**TASK OBJECTIVE**. Copy every record exactly, and keep the pictures out.

**MATERIAL PROVIDED**.

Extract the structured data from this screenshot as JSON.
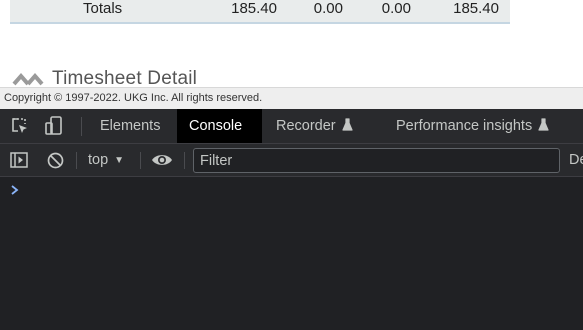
{
  "page": {
    "totals": {
      "label": "Totals",
      "v1": "185.40",
      "v2": "0.00",
      "v3": "0.00",
      "v4": "185.40"
    },
    "detail_title": "Timesheet Detail",
    "copyright": "Copyright © 1997-2022. UKG Inc. All rights reserved."
  },
  "devtools": {
    "tabs": [
      {
        "label": "Elements",
        "active": false
      },
      {
        "label": "Console",
        "active": true
      },
      {
        "label": "Recorder",
        "active": false
      },
      {
        "label": "Performance insights",
        "active": false
      }
    ],
    "context": "top",
    "filter_placeholder": "Filter",
    "levels_partial": "De",
    "icons": [
      "inspect-element-icon",
      "device-toolbar-icon",
      "sidebar-toggle-icon",
      "clear-console-icon",
      "eye-icon",
      "flask-icon",
      "prompt-chevron-icon"
    ],
    "colors": {
      "panel_bg": "#202124",
      "toolbar_bg": "#292a2d",
      "active_tab_bg": "#000000",
      "prompt": "#8ab4f8"
    }
  }
}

**RESPONSE BELOW**.
Extract the structured data from this screenshot as JSON.
{
  "page": {
    "totals": {
      "label": "Totals",
      "v1": "185.40",
      "v2": "0.00",
      "v3": "0.00",
      "v4": "185.40"
    },
    "detail_title": "Timesheet Detail",
    "copyright": "Copyright © 1997-2022. UKG Inc. All rights reserved."
  },
  "devtools": {
    "tabs": [
      {
        "label": "Elements",
        "active": false
      },
      {
        "label": "Console",
        "active": true
      },
      {
        "label": "Recorder",
        "active": false
      },
      {
        "label": "Performance insights",
        "active": false
      }
    ],
    "context": "top",
    "filter_placeholder": "Filter",
    "levels_partial": "De",
    "icons": [
      "inspect-element-icon",
      "device-toolbar-icon",
      "sidebar-toggle-icon",
      "clear-console-icon",
      "eye-icon",
      "flask-icon",
      "prompt-chevron-icon"
    ],
    "colors": {
      "panel_bg": "#202124",
      "toolbar_bg": "#292a2d",
      "active_tab_bg": "#000000",
      "prompt": "#8ab4f8"
    }
  }
}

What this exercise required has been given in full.